Houseguests over the past couple of weeks have reminded me of a few of the rules — the give and take — of hosting and being hosted. Today’s post is on the role of the gracious guest.
In the power hierarchy of the guest-host relationship, guests are at the bottom. A gracious host will make you feel that you and your wishes are at the center during your stay — but a wise guest is one who makes his host’s wishes his own, thereby honoring his host.
This simple question — “Am I honoring my host?” — should usually steer your behavior down the right path. See how after the jump.
+ Respect personal space. Your host is making room for you in his life; honor him by taking up as little space as possible. This means:
- keeping your belongings out of the way in the space provided for you
- keeping your belongings tidy — don’t let them creep
- keeping activities, music or conversations quiet
- not offending his nose with unclean bodies or clothes, avoiding strongly-scented products or food items
- limiting time using shared practical space, such as kitchen and bathroom
- leaving shared spaces clean after use
- giving your host the right to continue living, working and socializing normally during your visit
+ Respect personal belongings. Your host is providing you with a bed, perhaps bedclothes and towels, the use of their kitchen, bath and living room. Perhaps they have lent you maps, books, a sweatshirt, a phone, their computer, their bicycle, even their car. Honor your host’s generosity with his possessions by:
- treating his possessions better than you treat your own
- making the bed, washing the dishes, cleaning the hair out of the drain
- using lent resources frugally
- returning borrowed items promptly after use
- replacing any items that were damaged or abused
If you plan to use anything more than three times which accrues cost per use — milk for your coffee, gas for the car, long-distance telephone calls — you should plan to replace at 150% and consider finding an alternative source.
+ Follow your host’s lead. Respect the rhythms and lifestyle choices of your host. You will more naturally fit into this lifestyle if you:
- rise when your host rises and retire when he retires
- plan to be out while your host is working or socializing, home when your host is home (though planning some time alone for your host in his own space is respectful as well)
- consider activities together when your host has/makes time, but are prepared to entertain yourself with your own means 100% of the time
- consider meals together when your host has/makes time, but are prepared to feed yourself with your own resources 100% of the time
- plan your showers opposite of those of your host (i.e. shower at night if your host needs to get ready in the morning), or at the very least let your host shower before you
+ Make an offering.

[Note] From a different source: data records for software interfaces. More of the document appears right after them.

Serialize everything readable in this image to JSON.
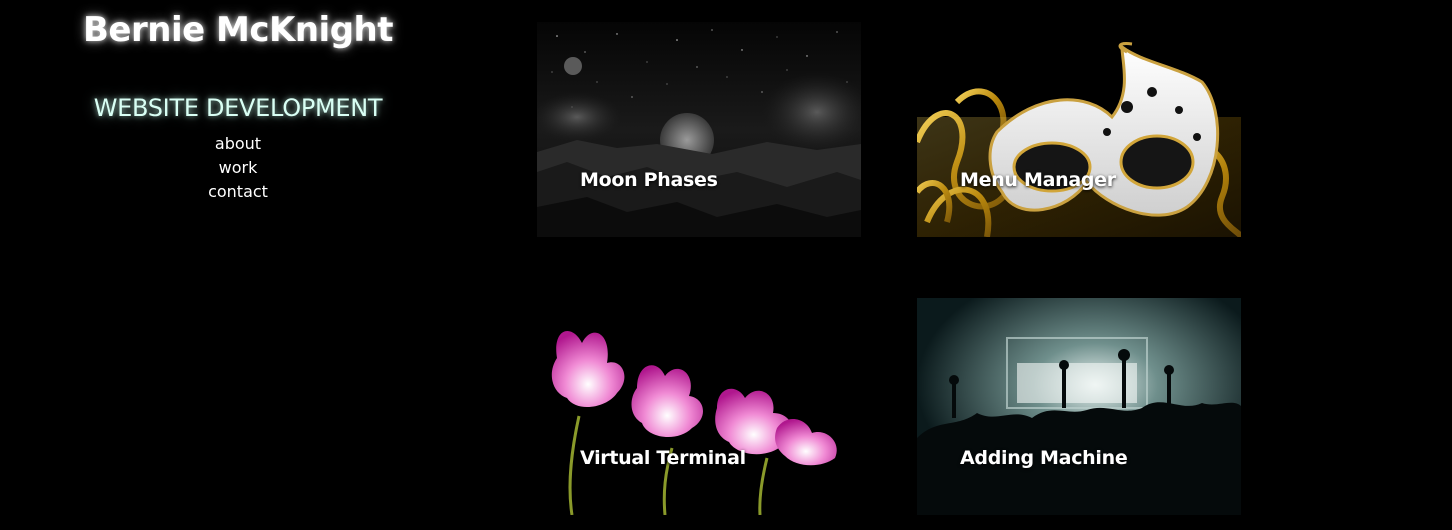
{
  "header": {
    "title": "Bernie McKnight",
    "subtitle": "WEBSITE DEVELOPMENT"
  },
  "nav": {
    "items": [
      {
        "label": "about"
      },
      {
        "label": "work"
      },
      {
        "label": "contact"
      }
    ]
  },
  "projects": [
    {
      "label": "Moon Phases",
      "image": "moon-landscape-image"
    },
    {
      "label": "Menu Manager",
      "image": "masquerade-mask-image"
    },
    {
      "label": "Virtual Terminal",
      "image": "pink-flowers-image"
    },
    {
      "label": "Adding Machine",
      "image": "concert-crowd-image"
    }
  ]
}
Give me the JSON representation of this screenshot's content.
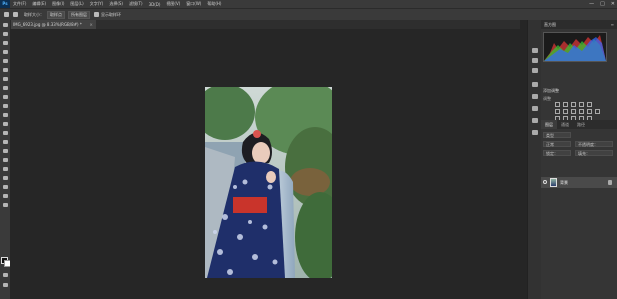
{
  "menubar": {
    "logo": "Ps",
    "items": [
      "文件(F)",
      "编辑(E)",
      "图像(I)",
      "图层(L)",
      "文字(Y)",
      "选择(S)",
      "滤镜(T)",
      "3D(D)",
      "视图(V)",
      "窗口(W)",
      "帮助(H)"
    ],
    "minimize": "—",
    "maximize": "□",
    "close": "✕"
  },
  "options": {
    "sample_size": "取样大小：",
    "sample_value": "取样点",
    "sample_all": "所有图层",
    "show_ring": "显示取样环"
  },
  "document": {
    "tab_label": "IMG_6923.jpg @ 8.33%(RGB/8#) *",
    "close": "×"
  },
  "panels": {
    "histogram_tab": "直方图",
    "adjustments_title": "添加调整",
    "adjustments_sub": "调整",
    "layers_tabs": [
      "图层",
      "通道",
      "路径"
    ],
    "kind_label": "类型",
    "blend_mode": "正常",
    "opacity_label": "不透明度：",
    "lock_label": "锁定：",
    "fill_label": "填充：",
    "layer_name": "背景",
    "menu": "≡"
  },
  "colors": {
    "canvas_bg": "#262626",
    "panel_bg": "#353535",
    "chrome_bg": "#3a3a3a",
    "foreground": "#111111",
    "background": "#ffffff"
  }
}
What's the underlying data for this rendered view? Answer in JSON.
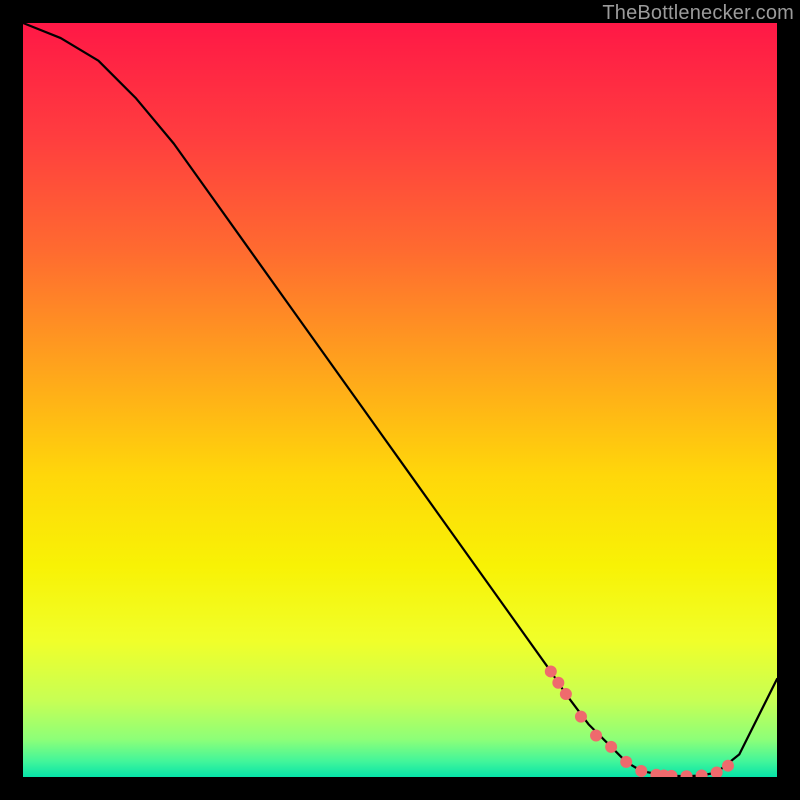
{
  "watermark": "TheBottlenecker.com",
  "chart_data": {
    "type": "line",
    "title": "",
    "xlabel": "",
    "ylabel": "",
    "xlim": [
      0,
      100
    ],
    "ylim": [
      0,
      100
    ],
    "grid": false,
    "legend": false,
    "background_gradient": [
      {
        "offset": 0.0,
        "color": "#ff1846"
      },
      {
        "offset": 0.15,
        "color": "#ff3d3f"
      },
      {
        "offset": 0.3,
        "color": "#ff6a30"
      },
      {
        "offset": 0.45,
        "color": "#ffa11d"
      },
      {
        "offset": 0.6,
        "color": "#ffd70a"
      },
      {
        "offset": 0.72,
        "color": "#f8f205"
      },
      {
        "offset": 0.82,
        "color": "#f0ff2a"
      },
      {
        "offset": 0.9,
        "color": "#c6ff55"
      },
      {
        "offset": 0.95,
        "color": "#8dff78"
      },
      {
        "offset": 0.98,
        "color": "#40f59b"
      },
      {
        "offset": 1.0,
        "color": "#06e3a8"
      }
    ],
    "series": [
      {
        "name": "bottleneck-curve",
        "type": "line",
        "color": "#000000",
        "x": [
          0,
          5,
          10,
          15,
          20,
          25,
          30,
          35,
          40,
          45,
          50,
          55,
          60,
          65,
          70,
          72,
          75,
          78,
          80,
          82,
          85,
          88,
          90,
          92,
          95,
          100
        ],
        "values": [
          100,
          98,
          95,
          90,
          84,
          77,
          70,
          63,
          56,
          49,
          42,
          35,
          28,
          21,
          14,
          11,
          7,
          4,
          2,
          0.8,
          0.2,
          0.1,
          0.2,
          0.6,
          3,
          13
        ]
      },
      {
        "name": "marker-dots",
        "type": "scatter",
        "color": "#ef6a6d",
        "x": [
          70.0,
          71.0,
          72.0,
          74.0,
          76.0,
          78.0,
          80.0,
          82.0,
          84.0,
          85.0,
          86.0,
          88.0,
          90.0,
          92.0,
          93.5
        ],
        "values": [
          14.0,
          12.5,
          11.0,
          8.0,
          5.5,
          4.0,
          2.0,
          0.8,
          0.3,
          0.2,
          0.15,
          0.1,
          0.2,
          0.6,
          1.5
        ]
      }
    ]
  }
}
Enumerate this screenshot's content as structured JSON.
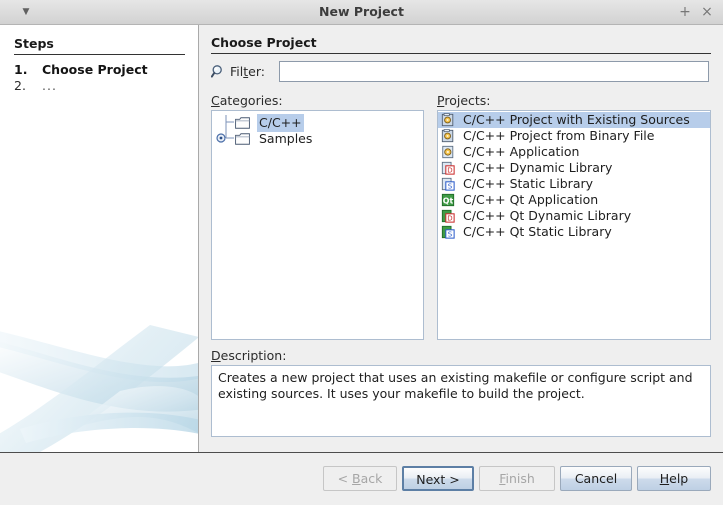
{
  "window": {
    "title": "New Project",
    "menu_icon": "caret-down-icon",
    "maximize_icon": "+",
    "close_icon": "×"
  },
  "steps": {
    "heading": "Steps",
    "items": [
      {
        "number": "1.",
        "label": "Choose Project",
        "current": true
      },
      {
        "number": "2.",
        "label": "...",
        "current": false
      }
    ]
  },
  "main": {
    "title": "Choose Project",
    "filter": {
      "label_pre": "Fil",
      "label_mn": "t",
      "label_post": "er:",
      "value": "",
      "placeholder": "",
      "icon": "search-icon"
    },
    "categories": {
      "label_mn": "C",
      "label_post": "ategories:",
      "items": [
        {
          "label": "C/C++",
          "selected": true,
          "expandable": false
        },
        {
          "label": "Samples",
          "selected": false,
          "expandable": true
        }
      ]
    },
    "projects": {
      "label_mn": "P",
      "label_post": "rojects:",
      "items": [
        {
          "label": "C/C++ Project with Existing Sources",
          "icon": "project-existing-sources-icon",
          "selected": true
        },
        {
          "label": "C/C++ Project from Binary File",
          "icon": "project-binary-file-icon",
          "selected": false
        },
        {
          "label": "C/C++ Application",
          "icon": "application-icon",
          "selected": false
        },
        {
          "label": "C/C++ Dynamic Library",
          "icon": "dynamic-library-icon",
          "selected": false
        },
        {
          "label": "C/C++ Static Library",
          "icon": "static-library-icon",
          "selected": false
        },
        {
          "label": "C/C++ Qt Application",
          "icon": "qt-application-icon",
          "selected": false
        },
        {
          "label": "C/C++ Qt Dynamic Library",
          "icon": "qt-dynamic-library-icon",
          "selected": false
        },
        {
          "label": "C/C++ Qt Static Library",
          "icon": "qt-static-library-icon",
          "selected": false
        }
      ]
    },
    "description": {
      "label_mn": "D",
      "label_post": "escription:",
      "text": "Creates a new project that uses an existing makefile or configure script and existing sources. It uses your makefile to build the project."
    }
  },
  "buttons": {
    "back": {
      "pre": "< ",
      "mn": "B",
      "post": "ack",
      "enabled": false,
      "default": false
    },
    "next": {
      "pre": "",
      "mn": "N",
      "post": "ext >",
      "enabled": true,
      "default": true
    },
    "finish": {
      "pre": "",
      "mn": "F",
      "post": "inish",
      "enabled": false,
      "default": false
    },
    "cancel": {
      "pre": "",
      "mn": "C",
      "post": "ancel",
      "enabled": true,
      "default": false
    },
    "help": {
      "pre": "",
      "mn": "H",
      "post": "elp",
      "enabled": true,
      "default": false
    }
  },
  "colors": {
    "selection": "#b7cdea",
    "window_bg": "#efefef",
    "panel_bg": "#ffffff",
    "field_border": "#8d9aaa"
  }
}
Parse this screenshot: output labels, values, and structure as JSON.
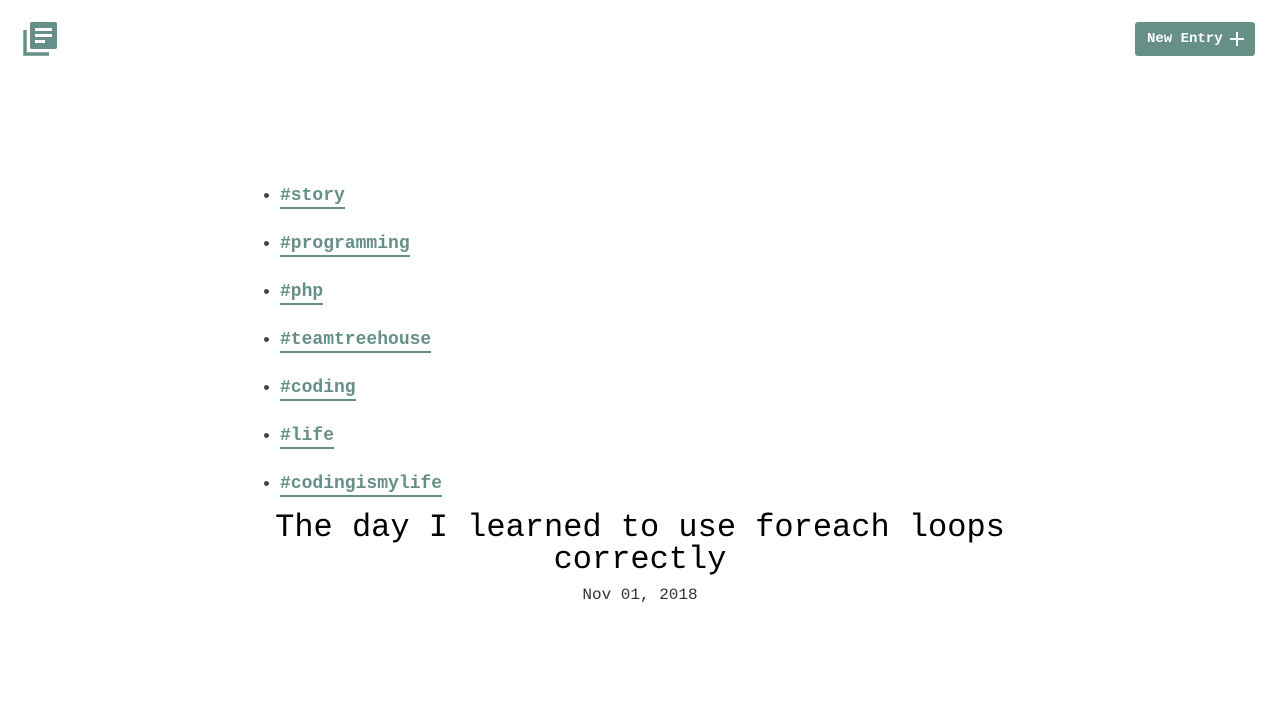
{
  "header": {
    "logo_icon": "journal-icon",
    "new_entry_label": "New Entry",
    "new_entry_icon": "plus-icon",
    "accent_color": "#668f87"
  },
  "tags": [
    "#story",
    "#programming",
    "#php",
    "#teamtreehouse",
    "#coding",
    "#life",
    "#codingismylife"
  ],
  "entry": {
    "title": "The day I learned to use foreach loops correctly",
    "date": "Nov 01, 2018"
  }
}
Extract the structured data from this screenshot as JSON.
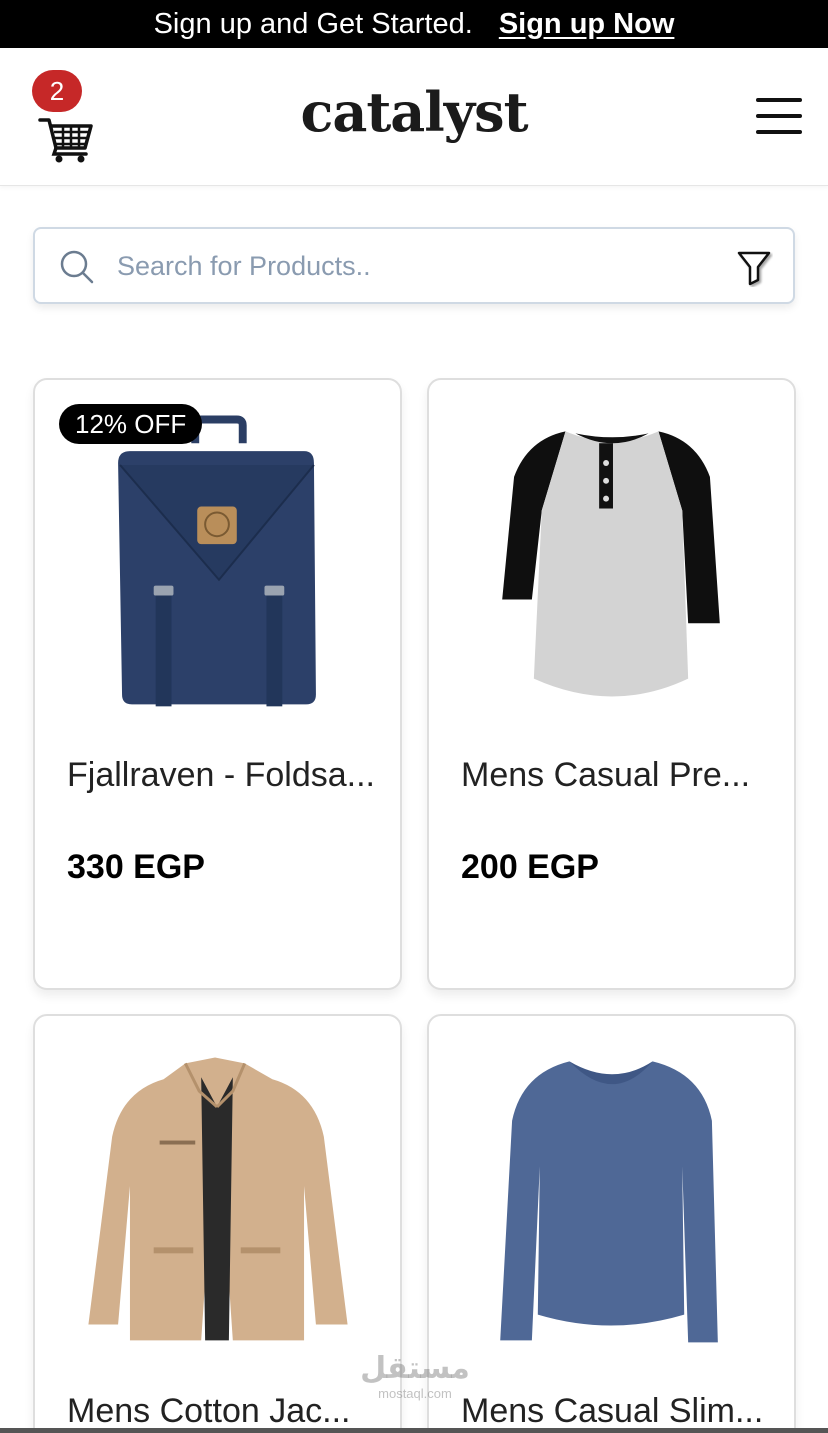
{
  "promo": {
    "text": "Sign up and Get Started.",
    "link_label": "Sign up Now"
  },
  "header": {
    "brand": "catalyst",
    "cart_count": "2",
    "cart_icon": "cart-icon",
    "menu_icon": "hamburger-menu-icon"
  },
  "search": {
    "placeholder": "Search for Products..",
    "value": "",
    "search_icon": "search-icon",
    "filter_icon": "filter-icon"
  },
  "products": [
    {
      "title": "Fjallraven - Foldsa...",
      "price": "330 EGP",
      "badge": "12% OFF",
      "image": "navy-backpack"
    },
    {
      "title": "Mens Casual Pre...",
      "price": "200 EGP",
      "badge": "",
      "image": "raglan-henley-tshirt"
    },
    {
      "title": "Mens Cotton Jac...",
      "price": "",
      "badge": "",
      "image": "beige-cotton-jacket"
    },
    {
      "title": "Mens Casual Slim...",
      "price": "",
      "badge": "",
      "image": "blue-long-sleeve-tshirt"
    }
  ],
  "watermark": {
    "arabic": "مستقل",
    "latin": "mostaql.com"
  },
  "colors": {
    "badge_red": "#c62828",
    "promo_black": "#000000",
    "search_border": "#cfd9e4",
    "placeholder": "#8a9bb0"
  }
}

To illustrate to your host how thankful you are for his generosity and accommodation, honor him with gifts.
- One gift should be something your host can consume or that you can enjoy together during your stay: a bottle of wine, a bouquet of flowers, a box of chocolates. Specialty items from your region are a worthy and interesting substitute.
- The second gift should be something that will remain after you’ve left: a houseplant, a magnet, a photograph, a book, a mix CD of music from your country.
- If your stay is longer than three days, offer to prepare at least one large meal for you and your host. Expect both to cook and to clean up afterwards.
- If you are planning a longer stay, treat your host to an activity undertaken together — such as a ticket to the ballet or a sporting event, a trip to the zoo or a museum exhibition, or simply dinner out.
- If you don’t have the chance to leave a small thank-you note before you leave, be sure to send one afterwards! A nice touch is to include a photograph or two from your visit.
+ Give your host every reason to enjoy your visit. Make good conversation. Share talents and interests. Be a good listener. Communicate plans clearly. Do the dishes. Strip the bed before you leave. Avoid mooching or being presumptive about time or resources. Keep a positive attitude during your stay.
Following these five fundamentals and letting the question “Am I honoring my host?” guide your behavior may not make you the perfect guest, but it will show your host the respect he deserves, pave the way to a conflict-free visit and likely ensure an heartfelt invitation to stay again.
If the above has you worried you’ve been a lousy guest all these years, three sites with even more great advice include Couch Surfing’s primer on “How to be a good guest,” The Digerati Life’s “Cut Down on Travel Costs as a Gracious Houseguest,” and The Dollar Stretcher’s “Being a Responsible Houseguest.”
Have you had guests who turned your home into a Madhouse? What are your pet peeves when company comes knocking? And which thoughtful touches from visitors have made a lasting impression? Share your thoughts in the comments.